I am so pleased to say that I surpassed my fundraising goal to be able to tend the Young Leaders in Diabetes training in Melbourne. Thanks to EVERYONE for supporting me and donating to this amazing cause. I kept my promise and ‘went blue’ for the day, sporting a bright blue wig for the whole of World Diabetes Day. I received some strange looks on the bus, but was happy to be representing diabetes in a fun and crazy way!
I work in the volunteering team at Diabetes UK, so I put together some stories about volunteer around the world for World Diabetes Day. Thanks to the Young Leaders in Diabetes programme, I will soon meet these amazing people who are making an impact in their local diabetes association! Here is the link to their profiles!
Additionally, Diabetes UK posted a guest blog I wrote to raise awareness about Diabetes in the wider world. I’m glad I was able to raise a bit of global awareness through my organization.
I am lucky in that the President Alex of the Young Leaders in Diabetes, Alex, is from the UK and works at Diabetes UK as well. I was able to work with Alex to create a video using the slogan I developed for the Young Leaders (Young Minds, Fresh Ideas, Real Change) where we asked them what is the real change they want to see for people with diabetes. It worked well to get some conversations going with about not only the change they want to see in the diabetes world, but also how we can go about making it happen!
You’ve probably already seen the infographic that my husband and I created, which is meant to simplify the issues and raise awareness about access to insulin around the world. It should (hopefully) allow people who do not have diabetes to get in idea of diabetes itself, as well as the unacceptable fact that people are dying due to lack of insulin! It’s not the happiest of subjects, but we hope it gets the message out there!
Also, an initiative that I really support and admire, the 100 Campaign, was featured yesterday on the London School of Hygiene & Tropical Medicine web site. Check out their article to learn about the story of how the Campaign started a year ago!
Aside from all of this, there were constant Twitter chats happening throughout the day (#wddchat13) which gave everyone an opportunity to connect, answer questions, and celebrate World Diabetes Day. Particularly of interest to me were the @100Campaign chat, where we discussed barriers to #access2insulin, and the @NGDoc chat, where questions were asked about how the diabetes Online Communities can empower People Living with diabetes and what role governments should play in diabetes management.
I wrote a post recently asking ‘Is the ‘world’ missing from World Diabetes Day?’ and I believe that question is still relevant.
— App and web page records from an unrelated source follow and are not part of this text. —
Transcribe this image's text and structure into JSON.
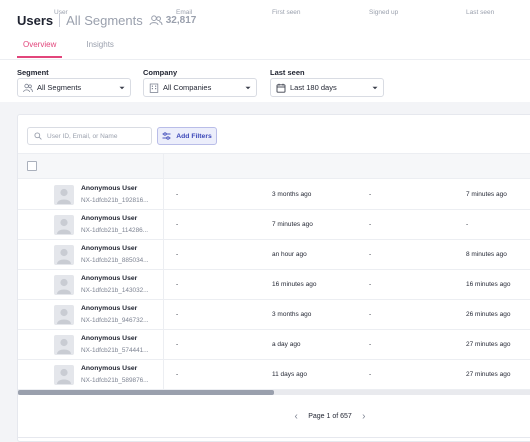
{
  "header": {
    "title": "Users",
    "segment": "All Segments",
    "count": "32,817",
    "users_icon": "users-icon"
  },
  "tabs": [
    {
      "label": "Overview",
      "active": true
    },
    {
      "label": "Insights",
      "active": false
    }
  ],
  "filters": {
    "segment": {
      "label": "Segment",
      "value": "All Segments",
      "icon": "users-icon"
    },
    "company": {
      "label": "Company",
      "value": "All Companies",
      "icon": "building-icon"
    },
    "last_seen": {
      "label": "Last seen",
      "value": "Last 180 days",
      "icon": "calendar-icon"
    }
  },
  "search": {
    "placeholder": "User ID, Email, or Name",
    "icon": "search-icon"
  },
  "add_filters": {
    "label": "Add Filters",
    "icon": "sliders-icon"
  },
  "table": {
    "columns": [
      "User",
      "Email",
      "First seen",
      "Signed up",
      "Last seen"
    ],
    "rows": [
      {
        "name": "Anonymous User",
        "id": "NX-1dfcb21b_192816...",
        "email": "-",
        "first_seen": "3 months ago",
        "signed_up": "-",
        "last_seen": "7 minutes ago"
      },
      {
        "name": "Anonymous User",
        "id": "NX-1dfcb21b_114286...",
        "email": "-",
        "first_seen": "7 minutes ago",
        "signed_up": "-",
        "last_seen": "-"
      },
      {
        "name": "Anonymous User",
        "id": "NX-1dfcb21b_885034...",
        "email": "-",
        "first_seen": "an hour ago",
        "signed_up": "-",
        "last_seen": "8 minutes ago"
      },
      {
        "name": "Anonymous User",
        "id": "NX-1dfcb21b_143032...",
        "email": "-",
        "first_seen": "16 minutes ago",
        "signed_up": "-",
        "last_seen": "16 minutes ago"
      },
      {
        "name": "Anonymous User",
        "id": "NX-1dfcb21b_946732...",
        "email": "-",
        "first_seen": "3 months ago",
        "signed_up": "-",
        "last_seen": "26 minutes ago"
      },
      {
        "name": "Anonymous User",
        "id": "NX-1dfcb21b_574441...",
        "email": "-",
        "first_seen": "a day ago",
        "signed_up": "-",
        "last_seen": "27 minutes ago"
      },
      {
        "name": "Anonymous User",
        "id": "NX-1dfcb21b_589876...",
        "email": "-",
        "first_seen": "11 days ago",
        "signed_up": "-",
        "last_seen": "27 minutes ago"
      }
    ]
  },
  "scroll": {
    "position_fraction": 0,
    "visible_fraction": 0.5
  },
  "pagination": {
    "text": "Page 1 of 657",
    "prev_icon": "chevron-left-icon",
    "next_icon": "chevron-right-icon"
  },
  "colors": {
    "accent": "#e2457b",
    "button_text": "#3b47b8",
    "background": "#f3f4f7"
  }
}
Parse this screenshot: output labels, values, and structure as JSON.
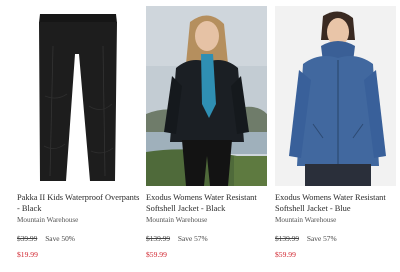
{
  "products": [
    {
      "title": "Pakka II Kids Waterproof Overpants - Black",
      "brand": "Mountain Warehouse",
      "was_price": "$39.99",
      "save": "Save 50%",
      "price": "$19.99"
    },
    {
      "title": "Exodus Womens Water Resistant Softshell Jacket - Black",
      "brand": "Mountain Warehouse",
      "was_price": "$139.99",
      "save": "Save 57%",
      "price": "$59.99"
    },
    {
      "title": "Exodus Womens Water Resistant Softshell Jacket - Blue",
      "brand": "Mountain Warehouse",
      "was_price": "$139.99",
      "save": "Save 57%",
      "price": "$59.99"
    }
  ],
  "colors": {
    "sale_price": "#d0212b",
    "card_bg": "#ffffff"
  }
}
However, I do feel proud that I did my part in making WDD more global and I’m so glad I was able to participate in and witness so many great initiatives on this day and within the diabetes community as a whole!
Please feel free to comment and share your own favorite part(s) of World Diabetes Day!